Closed-door huddles on Madigan successor stretch into fourth day today — Welch within 10 votes of magic number
The General Assembly worked until shortly before 6:30 a.m. Wednesday debating and voting on a flurry of final bills for the lame-duck session. House Democrats planned to meet again behind closed doors Wednesday morning in an effort to decide on a speaker to succeed Mike Madigan as well as vote on any final bills.
SPRINGFIELD — State Rep. Emanuel “Chris” Welch gathered crucial support in his bid to be the next speaker of the Illinois House on Tuesday, picking up backing from the Latinx Caucus and seeing two of his rivals exit the race.
In a vote late Tuesday, 50 House Democrats voted for Welch for speaker, and 15 chose downstate state Rep. Jay Hoffman, sources told the Chicago Sun-Times. Another eight voted present.
After the state House and Senate worked until shortly before 6:30 a.m. Wednesday debating and voting on a flurry of final bills for the lame-duck session, House Democrats planned to meet again behind closed doors Wednesday morning in an effort to decide on a speaker to succeed Mike Madigan as well as vote on any final bills.
It all comes just hours before the newly elected General Assembly is to be sworn in at noon.
Sixty votes are needed to become speaker — a crucial threshold that decades-long incumbent Madigan could not meet, a signal of the Southwest Side Democrat’s waning power.
The support for Welch from Hispanic legislators comes a day after the Black Caucus chose the Hillside Democrat as its candidate, sources told the Chicago Sun-Times.
Three sources — one of them within the House Latinx Caucus — confirmed the decision.
Welch only entered the race on Monday, after Madigan’s stunning decision to suspend his own campaign kicked off a series of fast-moving developments.
Tuesday saw Hoffman of Swansea join the fray, and two other candidates drop out — state Rep. Stephanie Kifowit, D-Oswego and state Rep. Ann Williams of Chicago.
“With additional individuals entering this race yesterday, it is clear that I do not have a path to 60 votes — but I am encouraged and energized by the fact that the caucus has a real choice in candidates for Speaker for the first time in 38 years,” Kifowit said in a statement.
Williams dropped out soon after, when it became apparent she also lacked the votes.
“I am proud of what we accomplished and the steps we took to begin a new chapter in the Illinois House,” the North Side Democrat said. “We made history.”
But if he can pull it off, Welch could be the one to make history.
If Welch is able to win over another ten Democrats, he would be the first African American to lead the chamber in Illinois history.
The Hillside legislator’s bid picked up added momentum Tuesday with news he had won backing from the nine Hispanic Democrats in the Latinx Caucus.
Co-Chair of the caucus, Rep. Elizabeth Hernandez, D-Cicero, did not immediately respond to requests for comment.

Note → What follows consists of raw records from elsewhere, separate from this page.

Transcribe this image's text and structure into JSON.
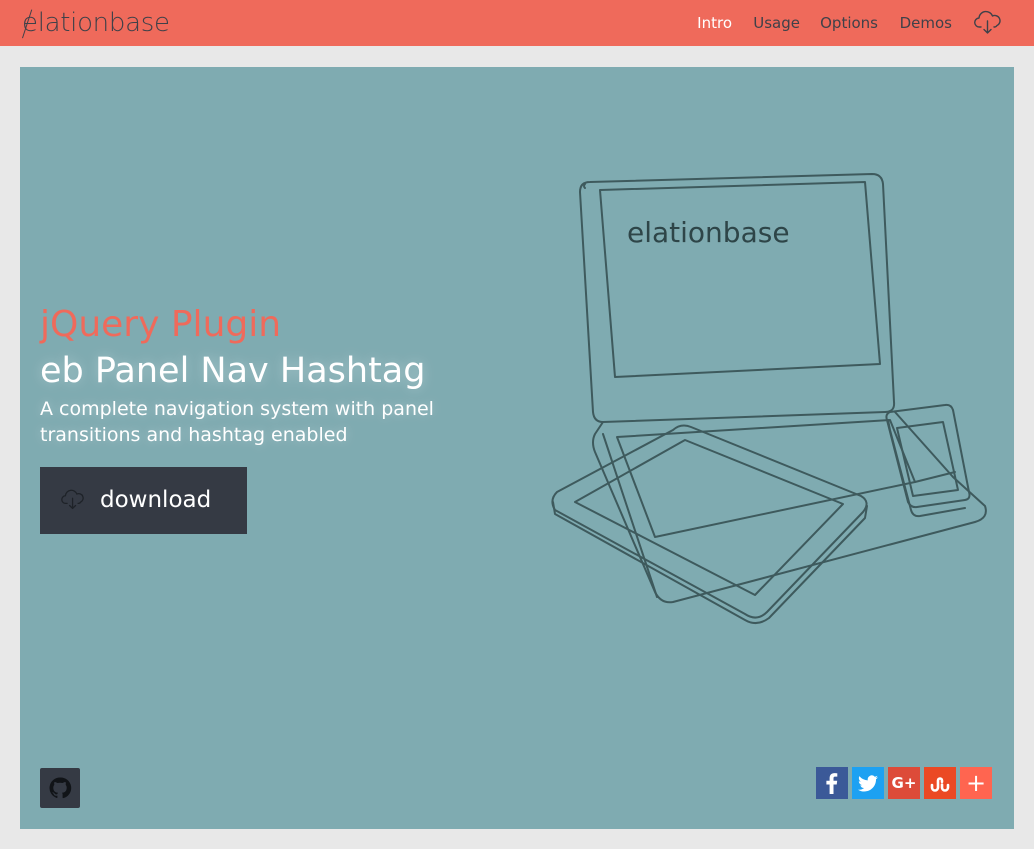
{
  "brand": {
    "name": "elationbase",
    "first_letter": "e",
    "rest": "lationbase"
  },
  "nav": {
    "items": [
      {
        "label": "Intro",
        "active": true
      },
      {
        "label": "Usage",
        "active": false
      },
      {
        "label": "Options",
        "active": false
      },
      {
        "label": "Demos",
        "active": false
      }
    ],
    "download_icon": "cloud-download-icon"
  },
  "hero": {
    "kicker": "jQuery Plugin",
    "title": "eb Panel Nav Hashtag",
    "tagline": "A complete navigation system with panel transitions and hashtag enabled",
    "download_label": "download",
    "download_icon": "cloud-download-icon",
    "illustration_icon": "devices-illustration",
    "screen_logo": "elationbase"
  },
  "footer": {
    "github_icon": "github-icon",
    "share": [
      {
        "name": "facebook",
        "glyph": "f",
        "color": "#3b5998"
      },
      {
        "name": "twitter",
        "glyph": "t",
        "color": "#1da1f2"
      },
      {
        "name": "google-plus",
        "glyph": "G+",
        "color": "#dd4b39"
      },
      {
        "name": "stumbleupon",
        "glyph": "su",
        "color": "#eb4924"
      },
      {
        "name": "more",
        "glyph": "+",
        "color": "#ff6550"
      }
    ]
  },
  "colors": {
    "accent": "#ef6a5b",
    "hero_bg": "#7fabb1",
    "dark": "#353a44",
    "text_dark": "#3f4149"
  }
}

The 22-member House Black Caucus chose Welch as its candidate for speaker on Monday. A source within the Black Caucus said Welch would have Madigan’s backing.
But Madigan’s spokesman denied that.
Reached for comment late Monday, Steve Brown said the veteran speaker isn’t “taking any position on any of the candidates who’ve either been announced or whose names have been mentioned in the media.”
The repositioning of the blocs follows Madigan falling nine votes short of receiving the 60 needed to secure another term in a closed-door meeting Sunday.
On Sunday, Williams received 18 votes to Kifowit’s three, according to sources in the room.
Kifowit was the first Democrat to enter the race, back in October.
Democratic Caucus Chair Kathleen Willis dropped out of the race Sunday and threw her support to Williams, sources told the Sun-Times.
Hoffman was the last to enter the race on Tuesday.
Madigan, 78, who is also chair of the Illinois Democratic Party, has been battered by the ongoing federal investigation of the ComEd influence-buying scandal in Springfield. Madigan has been implicated but not charged in the investigation.
And even as he suspended his campaign on Monday, Madigan took pains to assure members of his caucus that he was not dropping out of the race.
“This is not a withdrawal,” Madigan said in terse statement issued Monday morning. “I have suspended my campaign for Speaker.”
But the federal probe had increasingly complicated his path to another term as speaker, a position he’s held for all but two years since 1983 — longer than any other statehouse speaker in the nation.
ComEd is accused of sending $1.3 million to Madigan’s associates for doing little or no work for the utility. Four allies of the speaker — including longtime confidant Michael McClain — were indicted in November.